## PROBLEM REQUIREMENTS
Each line of the listing below must be retyped exactly, with images left out.

********

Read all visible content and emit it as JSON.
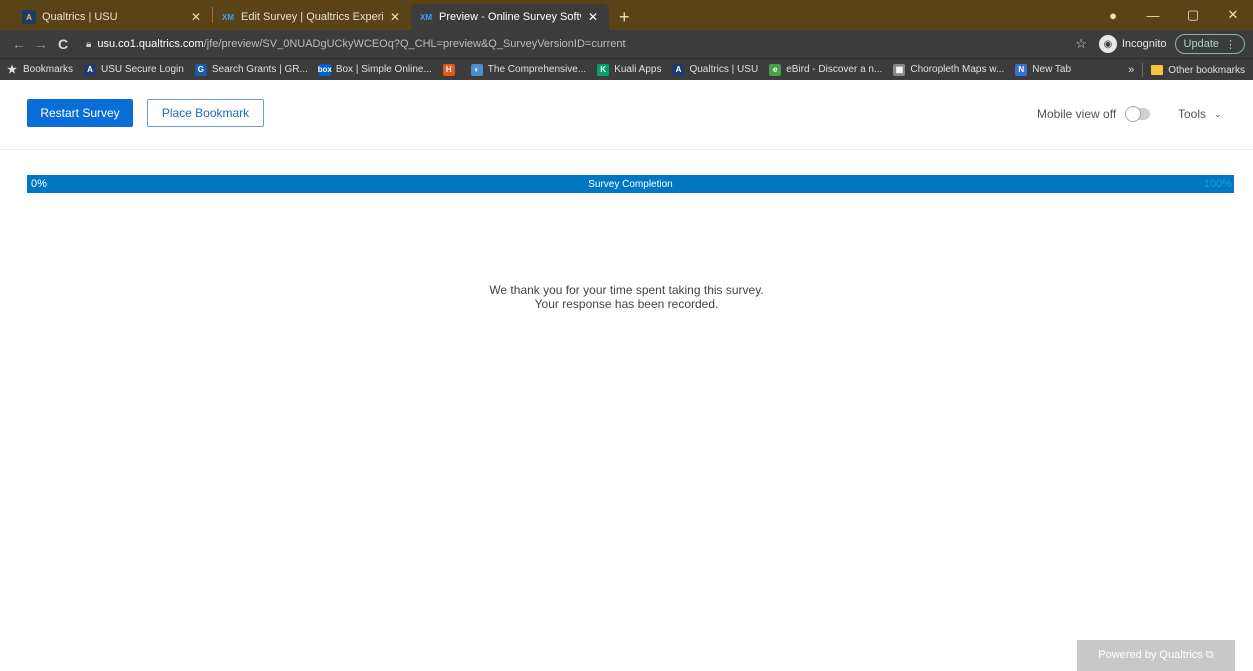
{
  "browser": {
    "tabs": [
      {
        "title": "Qualtrics | USU",
        "favicon": "A"
      },
      {
        "title": "Edit Survey | Qualtrics Experience",
        "favicon": "XM"
      },
      {
        "title": "Preview - Online Survey Software",
        "favicon": "XM"
      }
    ],
    "new_tab": "+",
    "address": {
      "host": "usu.co1.qualtrics.com",
      "path": "/jfe/preview/SV_0NUADgUCkyWCEOq?Q_CHL=preview&Q_SurveyVersionID=current"
    },
    "incognito_label": "Incognito",
    "update_label": "Update",
    "bookmarks": [
      {
        "label": "Bookmarks",
        "icon": "★",
        "color": "#e0e0e0"
      },
      {
        "label": "USU Secure Login",
        "icon": "A",
        "color": "#1f3a6b"
      },
      {
        "label": "Search Grants | GR...",
        "icon": "G",
        "color": "#1a5aa8"
      },
      {
        "label": "Box | Simple Online...",
        "icon": "box",
        "color": "#0061d5"
      },
      {
        "label": "",
        "icon": "H",
        "color": "#e05a1a"
      },
      {
        "label": "The Comprehensive...",
        "icon": "◐",
        "color": "#4a90d0"
      },
      {
        "label": "Kuali Apps",
        "icon": "K",
        "color": "#00a36c"
      },
      {
        "label": "Qualtrics | USU",
        "icon": "A",
        "color": "#1f3a6b"
      },
      {
        "label": "eBird - Discover a n...",
        "icon": "e",
        "color": "#4aa04a"
      },
      {
        "label": "Choropleth Maps w...",
        "icon": "▦",
        "color": "#888888"
      },
      {
        "label": "New Tab",
        "icon": "N",
        "color": "#3a70d0"
      }
    ],
    "bookmarks_overflow": "»",
    "other_bookmarks": "Other bookmarks"
  },
  "survey": {
    "restart_label": "Restart Survey",
    "bookmark_label": "Place Bookmark",
    "mobile_view_label": "Mobile view off",
    "tools_label": "Tools",
    "progress": {
      "start_label": "0%",
      "center_label": "Survey Completion",
      "end_label": "100%",
      "value": 1.0
    },
    "thanks_line1": "We thank you for your time spent taking this survey.",
    "thanks_line2": "Your response has been recorded.",
    "powered_label": "Powered by Qualtrics ⧉"
  }
}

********

## SOLUTION TO THIS PROBLEM
Read all visible content and emit it as JSON.
{
  "browser": {
    "tabs": [
      {
        "title": "Qualtrics | USU",
        "favicon": "A"
      },
      {
        "title": "Edit Survey | Qualtrics Experience",
        "favicon": "XM"
      },
      {
        "title": "Preview - Online Survey Software",
        "favicon": "XM"
      }
    ],
    "new_tab": "+",
    "address": {
      "host": "usu.co1.qualtrics.com",
      "path": "/jfe/preview/SV_0NUADgUCkyWCEOq?Q_CHL=preview&Q_SurveyVersionID=current"
    },
    "incognito_label": "Incognito",
    "update_label": "Update",
    "bookmarks": [
      {
        "label": "Bookmarks",
        "icon": "★",
        "color": "#e0e0e0"
      },
      {
        "label": "USU Secure Login",
        "icon": "A",
        "color": "#1f3a6b"
      },
      {
        "label": "Search Grants | GR...",
        "icon": "G",
        "color": "#1a5aa8"
      },
      {
        "label": "Box | Simple Online...",
        "icon": "box",
        "color": "#0061d5"
      },
      {
        "label": "",
        "icon": "H",
        "color": "#e05a1a"
      },
      {
        "label": "The Comprehensive...",
        "icon": "◐",
        "color": "#4a90d0"
      },
      {
        "label": "Kuali Apps",
        "icon": "K",
        "color": "#00a36c"
      },
      {
        "label": "Qualtrics | USU",
        "icon": "A",
        "color": "#1f3a6b"
      },
      {
        "label": "eBird - Discover a n...",
        "icon": "e",
        "color": "#4aa04a"
      },
      {
        "label": "Choropleth Maps w...",
        "icon": "▦",
        "color": "#888888"
      },
      {
        "label": "New Tab",
        "icon": "N",
        "color": "#3a70d0"
      }
    ],
    "bookmarks_overflow": "»",
    "other_bookmarks": "Other bookmarks"
  },
  "survey": {
    "restart_label": "Restart Survey",
    "bookmark_label": "Place Bookmark",
    "mobile_view_label": "Mobile view off",
    "tools_label": "Tools",
    "progress": {
      "start_label": "0%",
      "center_label": "Survey Completion",
      "end_label": "100%",
      "value": 1.0
    },
    "thanks_line1": "We thank you for your time spent taking this survey.",
    "thanks_line2": "Your response has been recorded.",
    "powered_label": "Powered by Qualtrics ⧉"
  }
}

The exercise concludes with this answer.